It’s important to pay attention to the blade design. If you’re looking for a multi purpose bush craft knife you don’t want a thick blade. It will greatly limit the ease with which you can cut through many things, and when it comes to fine work with tight angles like a snare trigger, a heavy blade profile can get in the way. An example of this is a knife designed for combat applications, like the Cold Steel SRK and the classic KaBar. While they are good knives, I would not choose them for multipurpose application.
- Fixed Or Folding
Where you are going and what you are doing may determine if you can carry a good fixed blade knife. This is my first choice if possible, but for me, like most people it’s just not practical. Since I prefer a sheath knife with a blade between 3.5 and 5 inches in length, I compromised with a hefty CRKT 4 inch folding knife with a sturdy liner lock. I can carry this every day all the time, and although not a fixed blade, it has performed very well.
Some Knives I Like
I have purchased, made, and used many knives. My fellow knife aficionados will agree, it’s a never ending search for the next perfect knife. That said there are several knives I have used extensively and continue to employ. Not only are these knives quality and well suited for my purposes, they are also affordable. They are below or well under $100 dollars.
Cold Steel Pendelton Lite Hunter
This is a great little knife, and very affordable. I’ve used it for general bush craft as well as big game skinning and field dressing.
- SOG Field Pup
I’ve used this knife a lot and have found it to hold an edge well. It has a good handle that maintains grip when wet.
- KaBar BK – 16
This is a full tang design with removable handle scales, with a good blade design and profile for general purpose cutting. The blade is only a touch over four inches, but I’ve used it for batoning on smaller stuff and it handled it no problem.
- Ontario Cutlery RTAK II
This is my big knife.

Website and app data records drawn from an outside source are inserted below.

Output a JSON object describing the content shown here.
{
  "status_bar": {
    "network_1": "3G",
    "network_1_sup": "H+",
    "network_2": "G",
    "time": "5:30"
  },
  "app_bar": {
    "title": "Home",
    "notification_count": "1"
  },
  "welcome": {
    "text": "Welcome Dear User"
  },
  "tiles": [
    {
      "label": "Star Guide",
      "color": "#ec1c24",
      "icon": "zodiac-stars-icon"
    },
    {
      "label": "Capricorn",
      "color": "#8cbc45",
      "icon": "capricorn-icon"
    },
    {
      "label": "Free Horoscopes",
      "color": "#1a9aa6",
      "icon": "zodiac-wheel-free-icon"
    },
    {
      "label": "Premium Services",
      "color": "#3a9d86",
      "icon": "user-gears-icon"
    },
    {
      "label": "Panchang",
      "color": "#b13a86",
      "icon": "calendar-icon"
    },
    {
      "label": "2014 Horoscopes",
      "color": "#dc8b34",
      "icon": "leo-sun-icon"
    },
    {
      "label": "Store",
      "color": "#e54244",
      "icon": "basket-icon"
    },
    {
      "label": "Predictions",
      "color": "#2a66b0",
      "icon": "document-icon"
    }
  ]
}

It still rings in under $100, and has a 10” blade. I like the Micarta handle slabs, which fill even large hands like mine, making it comfortable for heavy chopping. It’s also easy to choke down on the handle to get close to the blade for finer work.